### SOURCE DATA
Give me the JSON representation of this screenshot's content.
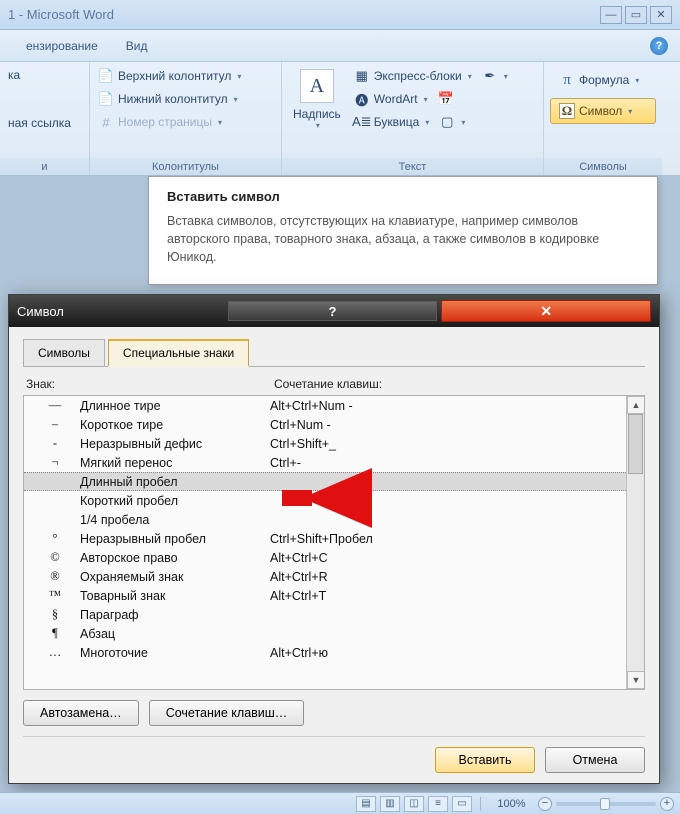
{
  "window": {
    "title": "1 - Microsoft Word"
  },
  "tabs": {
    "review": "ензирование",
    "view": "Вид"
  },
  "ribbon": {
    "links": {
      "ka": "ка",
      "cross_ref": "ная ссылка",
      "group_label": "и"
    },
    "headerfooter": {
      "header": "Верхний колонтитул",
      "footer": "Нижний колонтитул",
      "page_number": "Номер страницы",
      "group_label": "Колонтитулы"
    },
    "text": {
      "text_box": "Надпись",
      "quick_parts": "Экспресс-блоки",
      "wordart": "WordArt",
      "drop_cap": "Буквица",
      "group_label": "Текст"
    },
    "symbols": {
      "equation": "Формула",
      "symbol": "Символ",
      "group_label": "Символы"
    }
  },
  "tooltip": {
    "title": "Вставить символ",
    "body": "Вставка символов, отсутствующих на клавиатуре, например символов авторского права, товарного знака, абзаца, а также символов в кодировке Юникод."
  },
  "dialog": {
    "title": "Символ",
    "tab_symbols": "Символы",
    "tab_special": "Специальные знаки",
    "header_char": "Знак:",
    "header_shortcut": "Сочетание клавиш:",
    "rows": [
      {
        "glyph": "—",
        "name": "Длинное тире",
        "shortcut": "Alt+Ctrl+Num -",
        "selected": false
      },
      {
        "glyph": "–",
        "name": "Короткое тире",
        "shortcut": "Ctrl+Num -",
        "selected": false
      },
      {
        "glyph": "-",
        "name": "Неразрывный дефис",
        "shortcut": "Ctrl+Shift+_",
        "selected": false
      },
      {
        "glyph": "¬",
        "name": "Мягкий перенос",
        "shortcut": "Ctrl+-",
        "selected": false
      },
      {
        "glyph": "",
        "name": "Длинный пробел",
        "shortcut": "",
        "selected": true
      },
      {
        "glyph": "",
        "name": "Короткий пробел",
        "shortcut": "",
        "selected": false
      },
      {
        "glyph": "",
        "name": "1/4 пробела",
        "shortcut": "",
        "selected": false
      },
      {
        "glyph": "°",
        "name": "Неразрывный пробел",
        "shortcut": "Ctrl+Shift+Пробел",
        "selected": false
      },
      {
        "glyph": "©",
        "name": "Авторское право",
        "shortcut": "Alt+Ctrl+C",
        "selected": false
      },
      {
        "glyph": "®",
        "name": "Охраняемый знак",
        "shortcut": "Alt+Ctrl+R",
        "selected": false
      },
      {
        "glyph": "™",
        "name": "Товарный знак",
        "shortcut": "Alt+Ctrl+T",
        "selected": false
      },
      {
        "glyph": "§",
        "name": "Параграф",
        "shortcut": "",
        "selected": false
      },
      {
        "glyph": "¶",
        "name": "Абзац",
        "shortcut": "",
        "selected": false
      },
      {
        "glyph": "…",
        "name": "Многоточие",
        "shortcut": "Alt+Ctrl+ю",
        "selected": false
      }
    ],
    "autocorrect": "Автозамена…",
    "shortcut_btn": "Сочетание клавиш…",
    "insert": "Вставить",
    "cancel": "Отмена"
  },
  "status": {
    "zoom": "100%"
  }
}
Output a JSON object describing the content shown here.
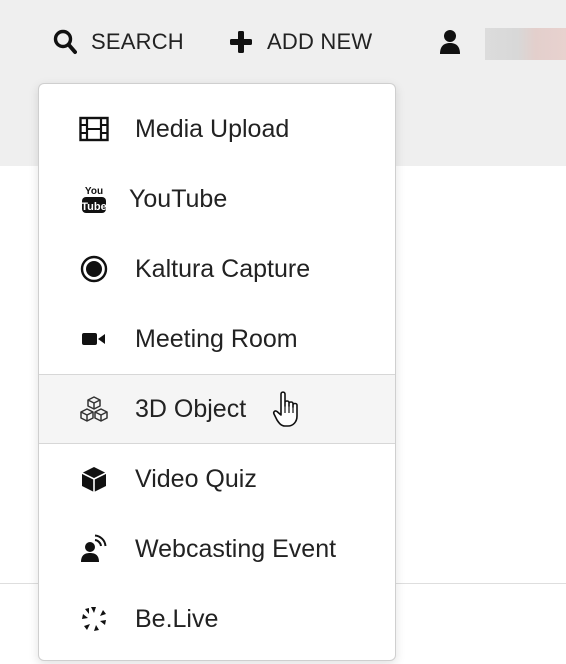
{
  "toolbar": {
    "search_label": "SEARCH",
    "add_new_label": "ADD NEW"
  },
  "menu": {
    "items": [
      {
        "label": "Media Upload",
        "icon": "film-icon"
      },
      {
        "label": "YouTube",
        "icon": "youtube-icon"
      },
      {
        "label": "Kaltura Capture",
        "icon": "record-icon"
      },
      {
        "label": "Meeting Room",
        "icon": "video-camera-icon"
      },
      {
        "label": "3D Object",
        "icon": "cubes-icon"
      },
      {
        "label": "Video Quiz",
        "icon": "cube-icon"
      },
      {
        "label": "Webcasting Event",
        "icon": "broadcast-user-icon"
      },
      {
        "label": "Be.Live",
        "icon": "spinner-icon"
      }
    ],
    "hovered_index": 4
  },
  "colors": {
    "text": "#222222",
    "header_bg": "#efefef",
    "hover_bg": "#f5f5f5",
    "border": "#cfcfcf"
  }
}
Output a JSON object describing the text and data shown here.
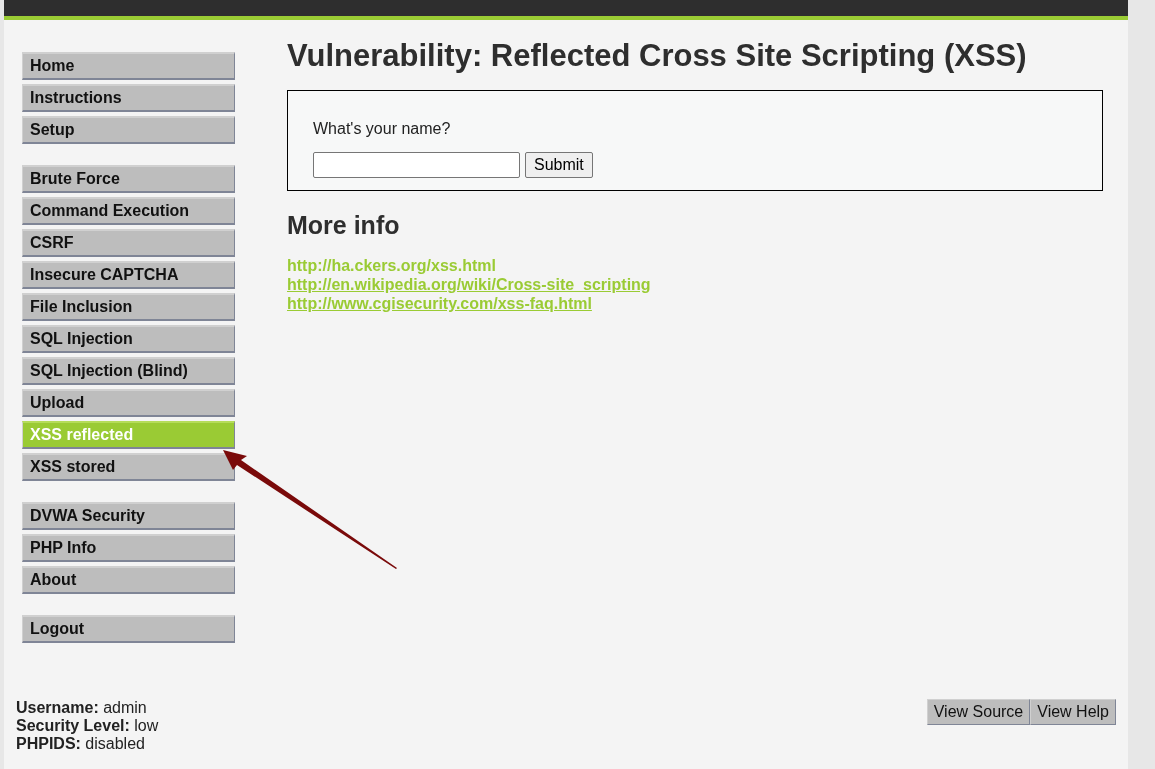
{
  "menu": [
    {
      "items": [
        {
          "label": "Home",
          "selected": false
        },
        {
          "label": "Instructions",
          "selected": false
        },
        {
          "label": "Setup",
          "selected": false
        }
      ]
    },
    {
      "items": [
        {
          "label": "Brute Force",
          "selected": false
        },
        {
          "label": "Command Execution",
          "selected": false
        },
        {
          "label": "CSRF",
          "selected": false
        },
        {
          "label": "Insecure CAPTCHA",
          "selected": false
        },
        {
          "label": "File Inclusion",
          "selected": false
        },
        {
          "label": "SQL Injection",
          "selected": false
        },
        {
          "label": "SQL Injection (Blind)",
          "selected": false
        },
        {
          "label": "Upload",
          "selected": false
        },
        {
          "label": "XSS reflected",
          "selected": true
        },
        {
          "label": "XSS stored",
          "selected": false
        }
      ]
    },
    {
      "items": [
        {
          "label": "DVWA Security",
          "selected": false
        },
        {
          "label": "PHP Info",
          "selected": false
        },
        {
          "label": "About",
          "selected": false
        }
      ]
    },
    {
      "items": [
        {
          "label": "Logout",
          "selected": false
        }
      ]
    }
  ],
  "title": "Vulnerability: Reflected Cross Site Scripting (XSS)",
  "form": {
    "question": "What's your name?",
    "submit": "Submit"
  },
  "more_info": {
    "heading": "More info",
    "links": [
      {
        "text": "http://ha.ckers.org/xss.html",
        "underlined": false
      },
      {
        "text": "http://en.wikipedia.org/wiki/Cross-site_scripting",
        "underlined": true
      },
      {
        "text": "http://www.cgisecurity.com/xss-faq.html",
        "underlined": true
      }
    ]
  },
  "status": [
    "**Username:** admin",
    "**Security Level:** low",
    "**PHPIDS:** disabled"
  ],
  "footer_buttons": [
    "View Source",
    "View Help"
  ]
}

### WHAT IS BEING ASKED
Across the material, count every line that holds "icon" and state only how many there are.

### SOLUTION BELOW
8